NATO Sees Russia as Missile Defense Partner
By Donna Miles
American Forces Press Service
WASHINGTON, Jan. 20, 2011 Expressing confidence that the Russian parliament will ratify the New Strategic Arms Reduction Treaty, NATO Secretary General Anders Fogh Rasmussen said he’s looking forward to moving ahead during the first half of 2011 on missile defense cooperation with Russia.
Rasmussen, speaking on his video blog posted yesterday, hailed the landmark decision between NATO and Russia at the alliance’s November summit in Lisbon, Portugal, and emphasized NATO’s “strong commitment to enhance and deepen our cooperation and to keep the spirit of Lisbon alive.”
NATO and Russia agreed at the summit to begin working together toward developing a continentwide missile defense system.
“For the first time, NATO nations and Russia will be cooperating to defend themselves,” Rasmussen said of the new missile defense cooperation. “Our citizens in Europe will share enhanced security, and that is unprecedented.”
Cooperation on missile defense is an important stepping stone toward development of the overall security relationship with Russia, he said. “It could be a vehicle for even further practical cooperation and confidence-building in the years to come,” he said.
“This is simple logic,” he added. “Increasingly, we share many threats to our common security.” As examples, he cited terrorism, the growing narcotics trade, proliferation of weapons of mass destruction and piracy.
The missile defense system will protect people in NATO-member nations and Russia against the growing missile threat, Rasmussen said.
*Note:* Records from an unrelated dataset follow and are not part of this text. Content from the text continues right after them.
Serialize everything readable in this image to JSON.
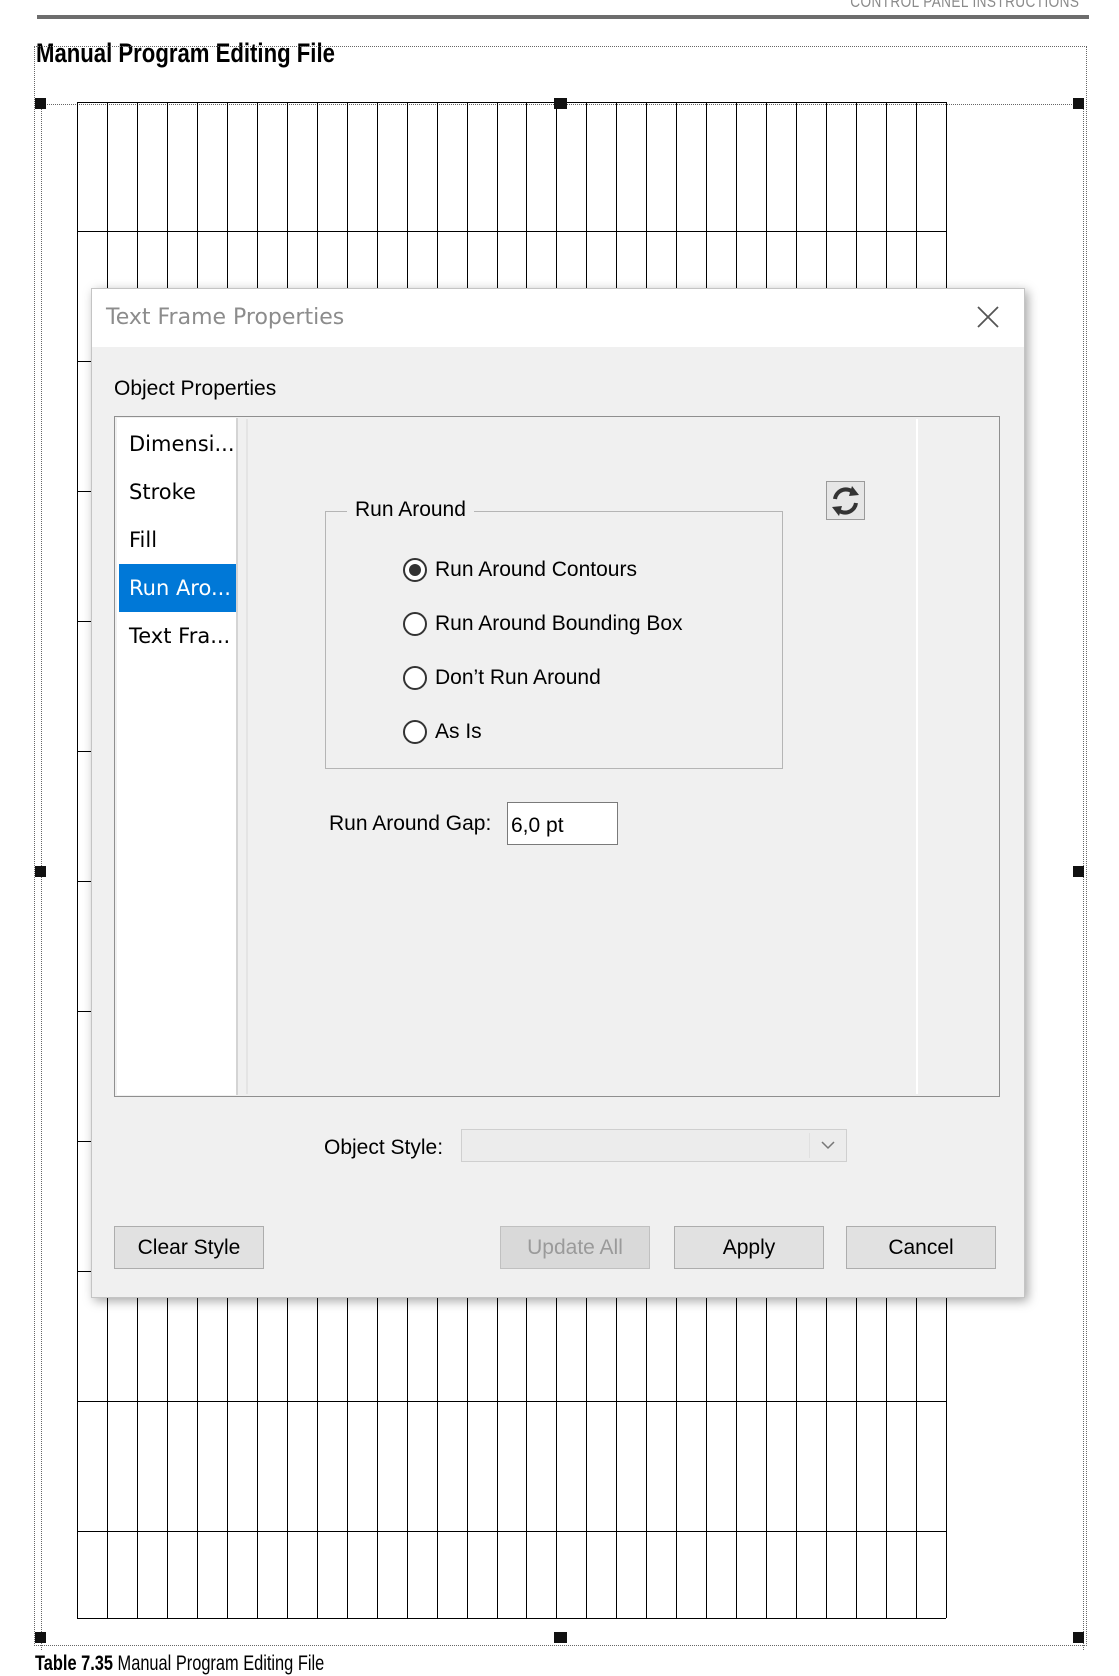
{
  "page": {
    "header": "CONTROL PANEL INSTRUCTIONS",
    "title": "Manual Program Editing File",
    "caption_label": "Table 7.35",
    "caption_text": "Manual Program Editing File"
  },
  "dialog": {
    "title": "Text Frame Properties",
    "close_icon": "close-icon",
    "section_label": "Object Properties",
    "sidebar": {
      "items": [
        {
          "label": "Dimensi...",
          "selected": false
        },
        {
          "label": "Stroke",
          "selected": false
        },
        {
          "label": "Fill",
          "selected": false
        },
        {
          "label": "Run Aro...",
          "selected": true
        },
        {
          "label": "Text Fra...",
          "selected": false
        }
      ]
    },
    "refresh_icon": "refresh-icon",
    "run_around": {
      "legend": "Run Around",
      "options": [
        {
          "label": "Run Around Contours",
          "checked": true
        },
        {
          "label": "Run Around Bounding Box",
          "checked": false
        },
        {
          "label": "Don’t Run Around",
          "checked": false
        },
        {
          "label": "As Is",
          "checked": false
        }
      ]
    },
    "gap": {
      "label": "Run Around Gap:",
      "value": "6,0 pt"
    },
    "object_style": {
      "label": "Object Style:",
      "value": ""
    },
    "buttons": {
      "clear_style": "Clear Style",
      "update_all": "Update All",
      "apply": "Apply",
      "cancel": "Cancel"
    },
    "colors": {
      "selection": "#0078d7",
      "dialog_bg": "#f0f0f0"
    }
  }
}
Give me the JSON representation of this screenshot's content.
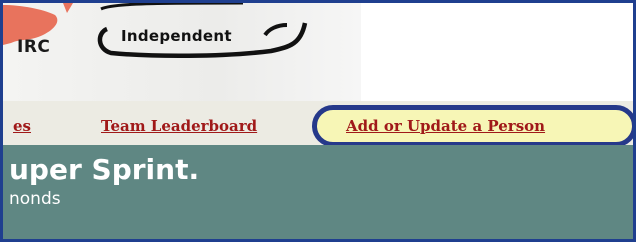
{
  "header": {
    "logo_left_text": "IRC",
    "logo_main_text": "Independent"
  },
  "nav": {
    "items": [
      {
        "label": "es"
      },
      {
        "label": "Team Leaderboard"
      },
      {
        "label": "Add or Update a Person",
        "highlighted": true
      }
    ],
    "link_color": "#a01919",
    "highlight_fill": "#f7f6b6",
    "highlight_stroke": "#26398a"
  },
  "hero": {
    "title": "uper Sprint.",
    "subtitle": "nonds",
    "background": "#5f8783"
  },
  "frame": {
    "border_color": "#1f3f8f"
  }
}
He recognized that more than 30 nations have or are seeking a missile capability. “This is a development we cannot ignore,” he said.
As NATO and Russia evaluate the best ways to cooperate in missile defense, Rasmussen said, NATO envisions “two independent but coordinated systems, working back to back.”
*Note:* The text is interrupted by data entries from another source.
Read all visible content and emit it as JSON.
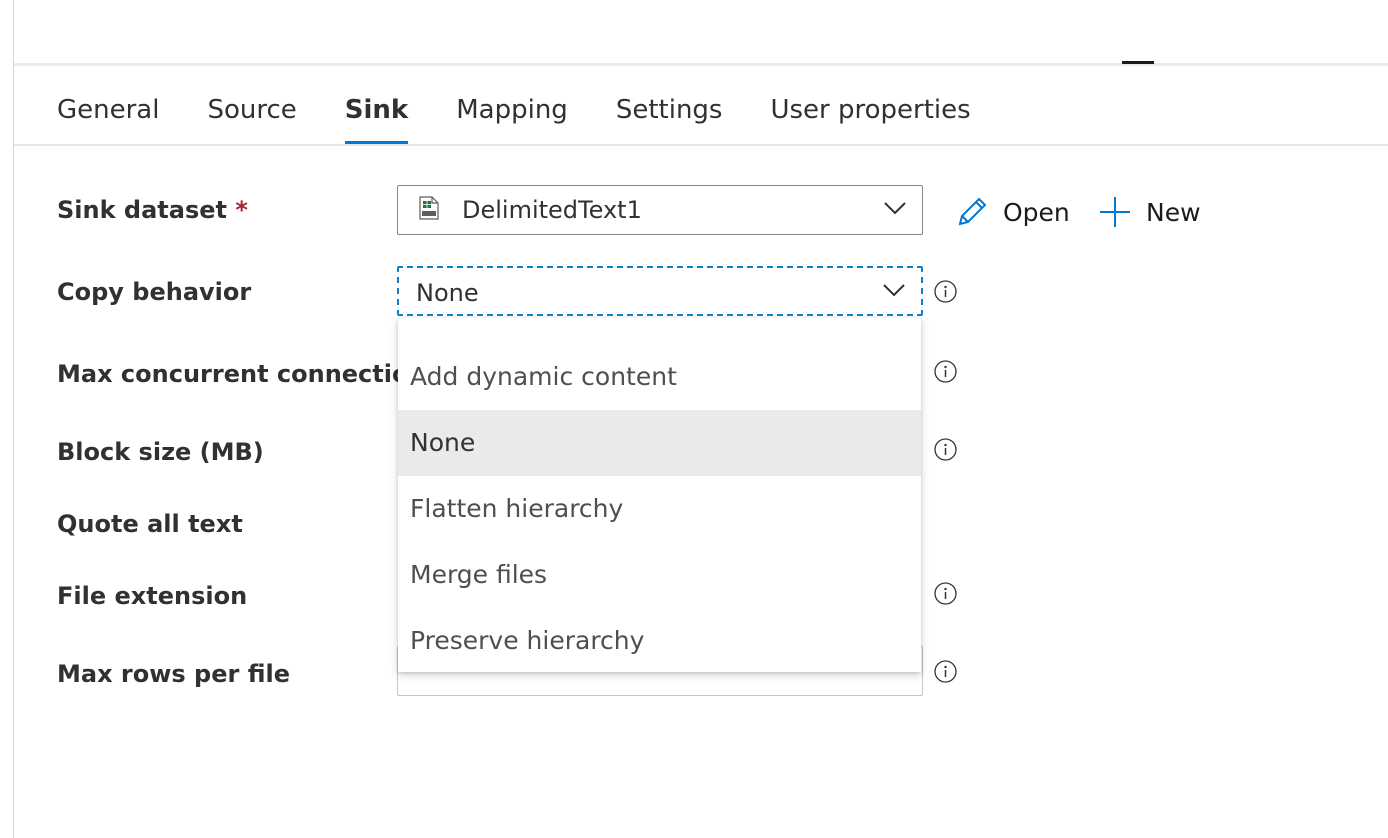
{
  "tabs": [
    {
      "label": "General"
    },
    {
      "label": "Source"
    },
    {
      "label": "Sink"
    },
    {
      "label": "Mapping"
    },
    {
      "label": "Settings"
    },
    {
      "label": "User properties"
    }
  ],
  "active_tab": "Sink",
  "fields": {
    "sink_dataset": {
      "label": "Sink dataset",
      "required_mark": "*",
      "value": "DelimitedText1",
      "icon": "csv-file-icon"
    },
    "copy_behavior": {
      "label": "Copy behavior",
      "value": "None"
    },
    "max_concurrent_connections": {
      "label": "Max concurrent connections"
    },
    "block_size": {
      "label": "Block size (MB)"
    },
    "quote_all_text": {
      "label": "Quote all text"
    },
    "file_extension": {
      "label": "File extension"
    },
    "max_rows_per_file": {
      "label": "Max rows per file"
    }
  },
  "actions": {
    "open_label": "Open",
    "new_label": "New"
  },
  "dropdown": {
    "options": [
      {
        "label": "Add dynamic content"
      },
      {
        "label": "None",
        "selected": true
      },
      {
        "label": "Flatten hierarchy"
      },
      {
        "label": "Merge files"
      },
      {
        "label": "Preserve hierarchy"
      }
    ]
  },
  "colors": {
    "accent": "#0078d4",
    "required": "#a4262c",
    "selected_option_bg": "#ebeae8"
  }
}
This will offer several benefits, he explained. It will promote information exchange, provide a wider picture of the skies over Europe and with it, improved protection of Russian as well as allied territories.
Rasmussen said NATO will offer Russia transparency about its system that provides assurance that it isn’t –- and can’t be -– directed at Russia.
Also, by maintaining two independent systems, he said, both NATO and Russia can avoid “outsourcing our security to one another.”
“NATO security is based on collective defense,” he said. “And I assume that Russia, as a strong and independent nation, also wants to be fully in control of its defense systems.”
Rasmussen said he looks forward to “constructive discussions with Russia in the months ahead” that will build on commitments made at Lisbon.
Meanwhile, the Russia parliament is considering ratification of the New START Treaty. President Barack Obama and Russian President Dmitry Medvedev signed the treaty in Prague in April, and the U.S. Senate ratified it last month.